### Action item
Print every line of the data exactly as shown.

- Opening Delimiter -

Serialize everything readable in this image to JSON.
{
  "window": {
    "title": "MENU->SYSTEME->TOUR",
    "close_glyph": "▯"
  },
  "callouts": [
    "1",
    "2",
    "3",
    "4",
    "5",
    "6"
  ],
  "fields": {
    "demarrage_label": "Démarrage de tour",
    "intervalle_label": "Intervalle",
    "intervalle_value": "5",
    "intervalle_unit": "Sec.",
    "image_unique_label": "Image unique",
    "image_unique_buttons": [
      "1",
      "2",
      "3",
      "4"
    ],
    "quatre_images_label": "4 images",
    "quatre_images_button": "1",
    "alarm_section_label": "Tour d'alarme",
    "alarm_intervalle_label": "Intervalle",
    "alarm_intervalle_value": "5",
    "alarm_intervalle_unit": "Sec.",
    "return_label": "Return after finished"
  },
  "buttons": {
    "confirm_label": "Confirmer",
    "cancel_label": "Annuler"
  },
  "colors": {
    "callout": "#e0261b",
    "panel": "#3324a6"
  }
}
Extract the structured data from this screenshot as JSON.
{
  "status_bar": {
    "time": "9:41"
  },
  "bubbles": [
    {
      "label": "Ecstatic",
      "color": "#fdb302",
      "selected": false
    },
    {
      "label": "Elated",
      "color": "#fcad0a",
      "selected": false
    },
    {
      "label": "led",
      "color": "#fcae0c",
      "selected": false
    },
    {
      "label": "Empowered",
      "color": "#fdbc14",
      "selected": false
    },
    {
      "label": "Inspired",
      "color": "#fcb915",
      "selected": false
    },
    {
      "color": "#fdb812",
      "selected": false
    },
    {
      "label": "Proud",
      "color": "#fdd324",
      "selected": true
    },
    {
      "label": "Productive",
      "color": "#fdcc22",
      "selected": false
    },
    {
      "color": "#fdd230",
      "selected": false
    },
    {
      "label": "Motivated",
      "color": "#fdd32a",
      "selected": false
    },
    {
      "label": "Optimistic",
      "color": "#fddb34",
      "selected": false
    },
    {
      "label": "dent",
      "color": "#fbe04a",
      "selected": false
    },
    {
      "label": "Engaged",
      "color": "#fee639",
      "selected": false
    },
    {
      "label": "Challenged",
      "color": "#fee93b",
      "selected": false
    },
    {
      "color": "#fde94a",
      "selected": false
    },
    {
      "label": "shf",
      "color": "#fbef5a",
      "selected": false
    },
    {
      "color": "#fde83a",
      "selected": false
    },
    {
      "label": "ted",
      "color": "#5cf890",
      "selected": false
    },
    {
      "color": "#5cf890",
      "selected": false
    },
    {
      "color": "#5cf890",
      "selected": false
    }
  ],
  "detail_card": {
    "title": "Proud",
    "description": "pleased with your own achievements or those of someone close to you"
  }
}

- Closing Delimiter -

### Result of the task
Serialize everything readable in this image to JSON.
{
  "window": {
    "title": "MENU->SYSTEME->TOUR",
    "close_glyph": "▯"
  },
  "callouts": [
    "1",
    "2",
    "3",
    "4",
    "5",
    "6"
  ],
  "fields": {
    "demarrage_label": "Démarrage de tour",
    "intervalle_label": "Intervalle",
    "intervalle_value": "5",
    "intervalle_unit": "Sec.",
    "image_unique_label": "Image unique",
    "image_unique_buttons": [
      "1",
      "2",
      "3",
      "4"
    ],
    "quatre_images_label": "4 images",
    "quatre_images_button": "1",
    "alarm_section_label": "Tour d'alarme",
    "alarm_intervalle_label": "Intervalle",
    "alarm_intervalle_value": "5",
    "alarm_intervalle_unit": "Sec.",
    "return_label": "Return after finished"
  },
  "buttons": {
    "confirm_label": "Confirmer",
    "cancel_label": "Annuler"
  },
  "colors": {
    "callout": "#e0261b",
    "panel": "#3324a6"
  }
}
Extract the structured data from this screenshot as JSON.
{
  "status_bar": {
    "time": "9:41"
  },
  "bubbles": [
    {
      "label": "Ecstatic",
      "color": "#fdb302",
      "selected": false
    },
    {
      "label": "Elated",
      "color": "#fcad0a",
      "selected": false
    },
    {
      "label": "led",
      "color": "#fcae0c",
      "selected": false
    },
    {
      "label": "Empowered",
      "color": "#fdbc14",
      "selected": false
    },
    {
      "label": "Inspired",
      "color": "#fcb915",
      "selected": false
    },
    {
      "color": "#fdb812",
      "selected": false
    },
    {
      "label": "Proud",
      "color": "#fdd324",
      "selected": true
    },
    {
      "label": "Productive",
      "color": "#fdcc22",
      "selected": false
    },
    {
      "color": "#fdd230",
      "selected": false
    },
    {
      "label": "Motivated",
      "color": "#fdd32a",
      "selected": false
    },
    {
      "label": "Optimistic",
      "color": "#fddb34",
      "selected": false
    },
    {
      "label": "dent",
      "color": "#fbe04a",
      "selected": false
    },
    {
      "label": "Engaged",
      "color": "#fee639",
      "selected": false
    },
    {
      "label": "Challenged",
      "color": "#fee93b",
      "selected": false
    },
    {
      "color": "#fde94a",
      "selected": false
    },
    {
      "label": "shf",
      "color": "#fbef5a",
      "selected": false
    },
    {
      "color": "#fde83a",
      "selected": false
    },
    {
      "label": "ted",
      "color": "#5cf890",
      "selected": false
    },
    {
      "color": "#5cf890",
      "selected": false
    },
    {
      "color": "#5cf890",
      "selected": false
    }
  ],
  "detail_card": {
    "title": "Proud",
    "description": "pleased with your own achievements or those of someone close to you"
  }
}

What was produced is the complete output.